Diagnosing Depression in Primary Care Good Or Bad?

general practitioner

“In general, a motivated GP in an urban setting (where the rate of depression is 20%) would correctly diagnose ten out of 20 cases, missing ten true positives. The GP would correctly reassure 65 out of 80 non-depressed individuals, falsely diagnosing 15 people as depressed”?

Now is this a bad thing? I don’t think so.

  • The diagnoses of depression has a large overlap with adjustment disorders. An adjustment disorder will subside within weeks all by itself.
  • Most mild depressions which exist shorter than 3 months subside within weeks to months (50%). Moreover, more-severe cases of depression are diagnosed more reliably than less-severe forms by the General Practitioner.
  • The failure to diagnose depression accurately were mostly found in patients close to the threshold of diagnoses. In other words, the apparent failure to identify depression accurately in primary care might have been overstated.
  • The fact that depression is not diagnosed doesn’t always mean some form of treatment is not started.
  • Most of the “golden standards” used in the trials included in this meta-analysis deliver false positive diagnoses of depression especially when used by other than experienced clinicians. From most publications used in this meta-analysis it’s not cleat who preformed the diagnostic screening.

Practical as well as methodological factors explain why I am not so worried. Peter Tyrer, who wrote an editorial about this meta-analysis in The Lancet even had a better suggestion:

Rather than concentrate on attaining the chimera of perfect agreement with an entity that is provisional at best or quite simply wrong, it would be better to enhance the treatments available for common mental disorders in primary care.

GP’s are usually very practical doctors who are able to indicate treatment on more dimensional ground than categorical entities. I would certainly welcome treatment of low mood and/or anxiety with problem solving therapy compared to no treatment. What do you think?

Related post on this blog:

Depression in General Practice, psychological treatment
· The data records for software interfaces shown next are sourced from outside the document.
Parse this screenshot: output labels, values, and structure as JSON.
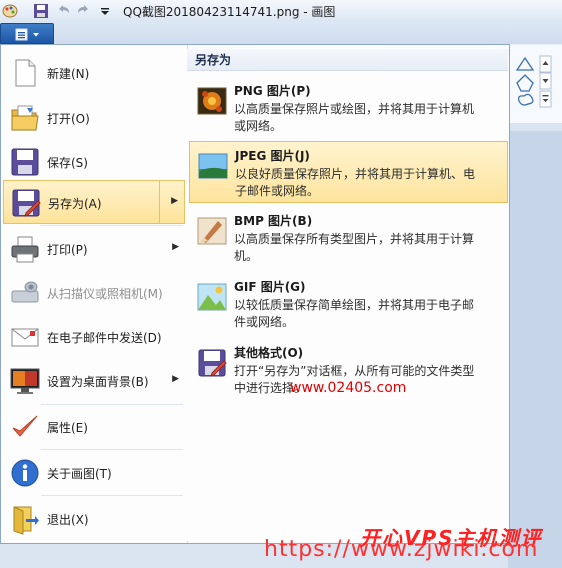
{
  "window": {
    "title": "QQ截图20180423114741.png - 画图"
  },
  "menu": {
    "items": [
      {
        "label": "新建(N)",
        "icon": "new-file-icon"
      },
      {
        "label": "打开(O)",
        "icon": "open-folder-icon"
      },
      {
        "label": "保存(S)",
        "icon": "floppy-icon"
      },
      {
        "label": "另存为(A)",
        "icon": "save-as-icon"
      },
      {
        "label": "打印(P)",
        "icon": "printer-icon"
      },
      {
        "label": "从扫描仪或照相机(M)",
        "icon": "scanner-icon"
      },
      {
        "label": "在电子邮件中发送(D)",
        "icon": "email-icon"
      },
      {
        "label": "设置为桌面背景(B)",
        "icon": "desktop-icon"
      },
      {
        "label": "属性(E)",
        "icon": "checkmark-icon"
      },
      {
        "label": "关于画图(T)",
        "icon": "info-icon"
      },
      {
        "label": "退出(X)",
        "icon": "exit-icon"
      }
    ]
  },
  "submenu": {
    "title": "另存为",
    "items": [
      {
        "name": "PNG 图片(P)",
        "desc": "以高质量保存照片或绘图，并将其用于计算机或网络。"
      },
      {
        "name": "JPEG 图片(J)",
        "desc": "以良好质量保存照片，并将其用于计算机、电子邮件或网络。"
      },
      {
        "name": "BMP 图片(B)",
        "desc": "以高质量保存所有类型图片，并将其用于计算机。"
      },
      {
        "name": "GIF 图片(G)",
        "desc": "以较低质量保存简单绘图，并将其用于电子邮件或网络。"
      },
      {
        "name": "其他格式(O)",
        "desc": "打开“另存为”对话框，从所有可能的文件类型中进行选择。"
      }
    ]
  },
  "watermarks": {
    "url1": "www.02405.com",
    "brand": "开心VPS主机测评",
    "url2": "https://www.zjwiki.com"
  },
  "colors": {
    "accent": "#1d56a5",
    "highlight": "#fde39a"
  }
}
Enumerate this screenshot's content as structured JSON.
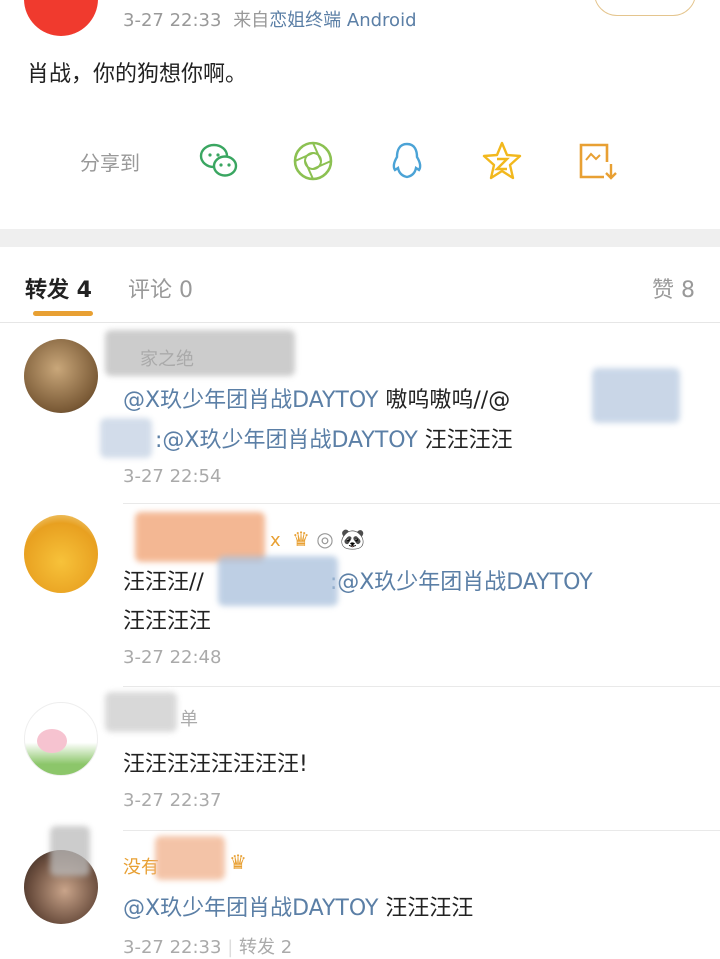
{
  "post": {
    "meta_time": "3-27 22:33",
    "meta_from": "来自",
    "meta_source": "恋姐终端 Android",
    "text": "肖战，你的狗想你啊。",
    "avatar_color": "#f03a2e"
  },
  "share": {
    "label": "分享到",
    "icons": [
      "wechat-icon",
      "moments-icon",
      "qq-icon",
      "qzone-icon",
      "save-image-icon"
    ]
  },
  "tabs": {
    "repost": "转发 4",
    "comment": "评论 0",
    "like": "赞 8",
    "accent": "#e8a033"
  },
  "reposts": [
    {
      "name": "家之绝",
      "line1_link": "@X玖少年团肖战DAYTOY",
      "line1_text": " 嗷呜嗷呜//@",
      "line2_link": ":@X玖少年团肖战DAYTOY",
      "line2_text": " 汪汪汪汪",
      "time": "3-27 22:54"
    },
    {
      "name": "x",
      "line1_text": "汪汪汪//",
      "line1_link": ":@X玖少年团肖战DAYTOY",
      "line2_text": "汪汪汪汪",
      "time": "3-27 22:48"
    },
    {
      "name": "单",
      "line1_text": "汪汪汪汪汪汪汪汪!",
      "time": "3-27 22:37"
    },
    {
      "name": "没有",
      "line1_link": "@X玖少年团肖战DAYTOY",
      "line1_text": " 汪汪汪汪",
      "time": "3-27 22:33",
      "repost_count": "转发 2"
    }
  ],
  "link_color": "#5b7fa6"
}
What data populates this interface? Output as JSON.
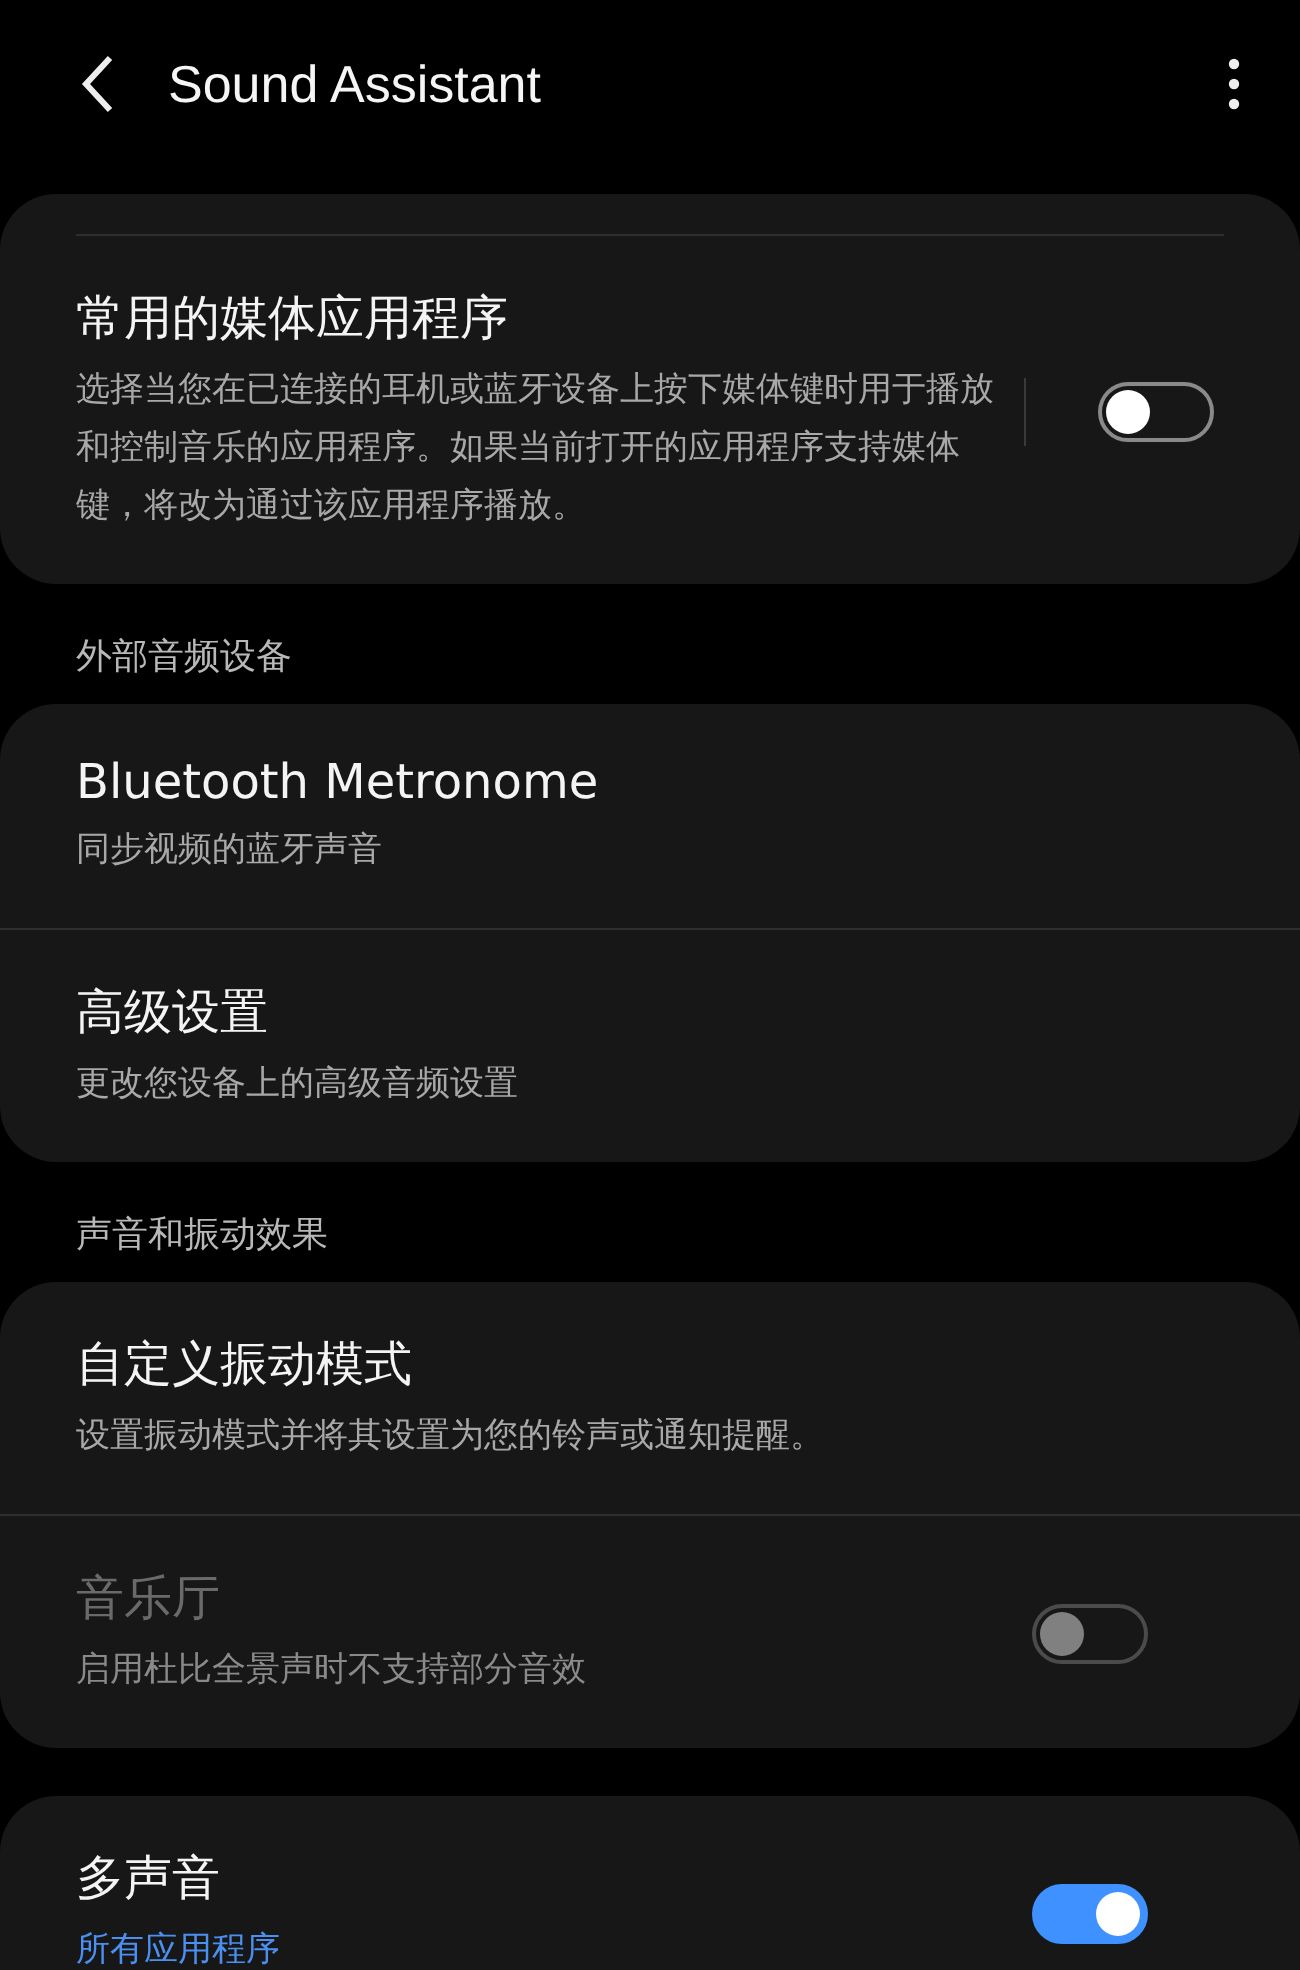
{
  "header": {
    "title": "Sound Assistant"
  },
  "groups": [
    {
      "cut_top": true,
      "items": [
        {
          "kind": "split-switch",
          "title": "常用的媒体应用程序",
          "subtitle": "选择当您在已连接的耳机或蓝牙设备上按下媒体键时用于播放和控制音乐的应用程序。如果当前打开的应用程序支持媒体键，将改为通过该应用程序播放。",
          "on": false,
          "disabled": false,
          "accent": false
        }
      ]
    },
    {
      "heading": "外部音频设备",
      "cut_top": false,
      "items": [
        {
          "kind": "nav",
          "title": "Bluetooth Metronome",
          "subtitle": "同步视频的蓝牙声音",
          "disabled": false,
          "accent": false
        },
        {
          "kind": "nav",
          "title": "高级设置",
          "subtitle": "更改您设备上的高级音频设置",
          "disabled": false,
          "accent": false
        }
      ]
    },
    {
      "heading": "声音和振动效果",
      "cut_top": false,
      "items": [
        {
          "kind": "nav",
          "title": "自定义振动模式",
          "subtitle": "设置振动模式并将其设置为您的铃声或通知提醒。",
          "disabled": false,
          "accent": false
        },
        {
          "kind": "switch",
          "title": "音乐厅",
          "subtitle": "启用杜比全景声时不支持部分音效",
          "on": false,
          "disabled": true,
          "accent": false
        }
      ]
    },
    {
      "cut_top": false,
      "items": [
        {
          "kind": "switch",
          "title": "多声音",
          "subtitle": "所有应用程序",
          "on": true,
          "disabled": false,
          "accent": true
        }
      ]
    }
  ]
}
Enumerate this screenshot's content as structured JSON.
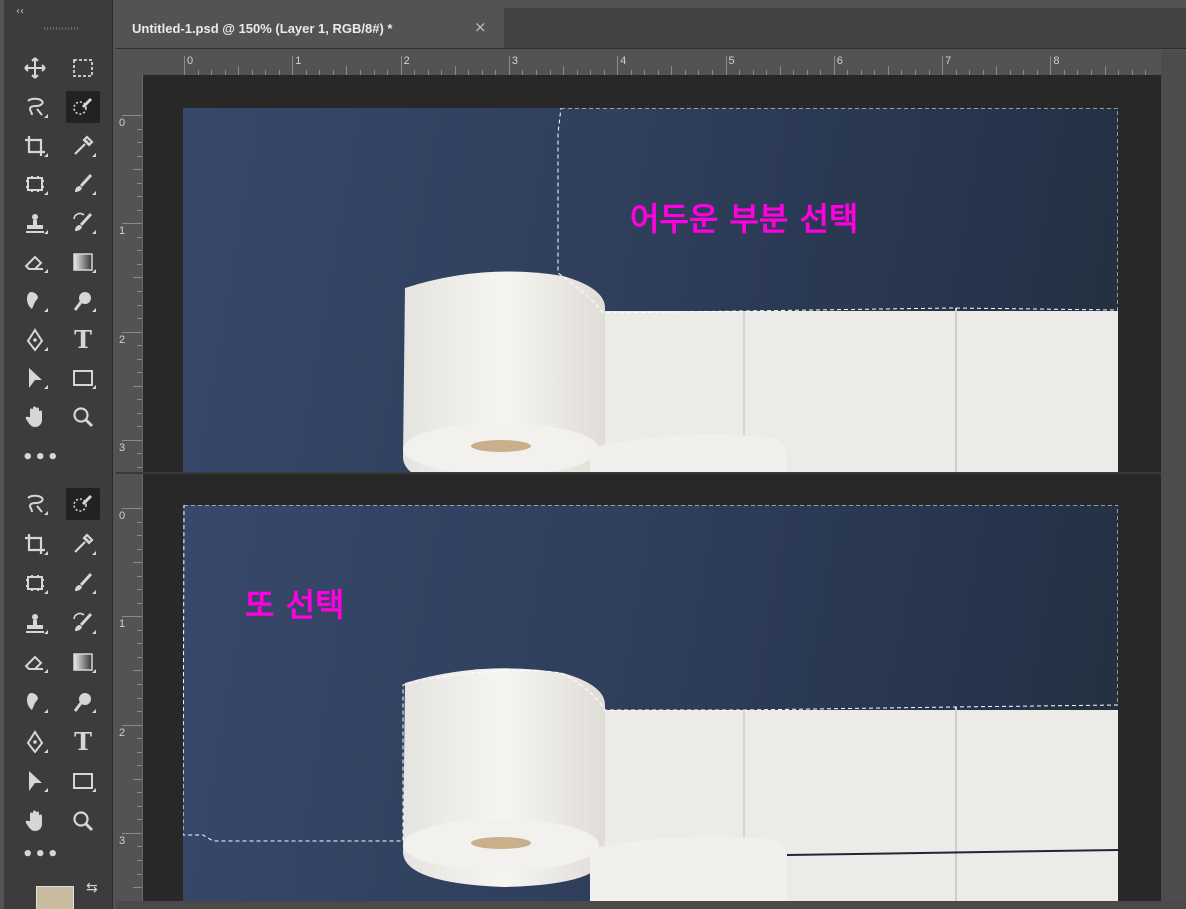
{
  "document": {
    "tab_title": "Untitled-1.psd @ 150% (Layer 1, RGB/8#) *",
    "close_glyph": "×"
  },
  "toolbar": {
    "collapse_glyph": "‹‹",
    "more_glyph": "•••",
    "tools": [
      {
        "name": "move-tool-icon"
      },
      {
        "name": "marquee-tool-icon"
      },
      {
        "name": "lasso-tool-icon"
      },
      {
        "name": "quick-selection-tool-icon",
        "selected": true
      },
      {
        "name": "crop-tool-icon"
      },
      {
        "name": "eyedropper-tool-icon"
      },
      {
        "name": "frame-tool-icon"
      },
      {
        "name": "brush-tool-icon"
      },
      {
        "name": "stamp-tool-icon"
      },
      {
        "name": "history-brush-tool-icon"
      },
      {
        "name": "eraser-tool-icon"
      },
      {
        "name": "gradient-tool-icon"
      },
      {
        "name": "smudge-tool-icon"
      },
      {
        "name": "dodge-tool-icon"
      },
      {
        "name": "pen-tool-icon"
      },
      {
        "name": "type-tool-icon",
        "glyph": "T"
      },
      {
        "name": "path-selection-tool-icon"
      },
      {
        "name": "rectangle-tool-icon"
      },
      {
        "name": "hand-tool-icon"
      },
      {
        "name": "zoom-tool-icon"
      }
    ],
    "swap_glyph": "⇆"
  },
  "ruler": {
    "horizontal_labels": [
      "0",
      "1",
      "2",
      "3",
      "4",
      "5",
      "6",
      "7",
      "8"
    ],
    "vertical_labels": [
      "0",
      "1",
      "2",
      "3"
    ]
  },
  "annotations": {
    "top": "어두운 부분 선택",
    "bottom": "또 선택"
  },
  "colors": {
    "annotation": "#ff00e0",
    "foreground_swatch": "#c8bba0",
    "background": "#535353"
  }
}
Tyrer, P. (2009). Are general practitioners really unable to diagnose depression? The Lancet DOI: 10.1016/S0140-6736(09)61156-9
Mitchell, A., Vaze, A., & Rao, S. (2009). Clinical diagnosis of depression in primary care: a meta-analysis The Lancet DOI: 10.1016/S0140-6736(09)60879-5